| Task item |
Provide only the number of lines in the following data that contain "label".

| Available data |
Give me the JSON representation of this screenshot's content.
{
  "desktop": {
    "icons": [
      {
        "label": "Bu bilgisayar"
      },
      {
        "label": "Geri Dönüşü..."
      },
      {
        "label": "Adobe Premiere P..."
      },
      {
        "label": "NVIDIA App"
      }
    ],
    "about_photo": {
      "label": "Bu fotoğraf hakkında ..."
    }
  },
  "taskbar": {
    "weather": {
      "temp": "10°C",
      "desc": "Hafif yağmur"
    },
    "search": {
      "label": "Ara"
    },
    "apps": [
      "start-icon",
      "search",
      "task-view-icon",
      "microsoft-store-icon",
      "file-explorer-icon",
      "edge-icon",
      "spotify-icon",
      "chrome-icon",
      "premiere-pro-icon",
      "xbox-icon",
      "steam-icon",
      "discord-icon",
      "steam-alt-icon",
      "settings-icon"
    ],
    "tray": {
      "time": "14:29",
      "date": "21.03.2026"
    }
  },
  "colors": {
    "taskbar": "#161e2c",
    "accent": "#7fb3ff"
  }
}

| Answer area |
6